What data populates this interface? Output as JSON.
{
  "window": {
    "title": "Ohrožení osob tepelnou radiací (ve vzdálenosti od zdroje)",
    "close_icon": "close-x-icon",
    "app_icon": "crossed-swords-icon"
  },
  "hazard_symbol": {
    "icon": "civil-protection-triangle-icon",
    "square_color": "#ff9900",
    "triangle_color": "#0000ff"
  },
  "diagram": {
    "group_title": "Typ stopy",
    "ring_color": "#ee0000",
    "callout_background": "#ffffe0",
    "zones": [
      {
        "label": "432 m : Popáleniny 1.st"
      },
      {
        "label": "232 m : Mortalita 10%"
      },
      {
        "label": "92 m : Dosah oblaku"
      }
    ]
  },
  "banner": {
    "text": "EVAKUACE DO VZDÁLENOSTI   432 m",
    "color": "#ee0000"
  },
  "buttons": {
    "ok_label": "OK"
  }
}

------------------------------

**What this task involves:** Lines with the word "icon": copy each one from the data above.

**Solution to this task:**
    "close_icon": "close-x-icon",
    "app_icon": "crossed-swords-icon"
    "icon": "civil-protection-triangle-icon",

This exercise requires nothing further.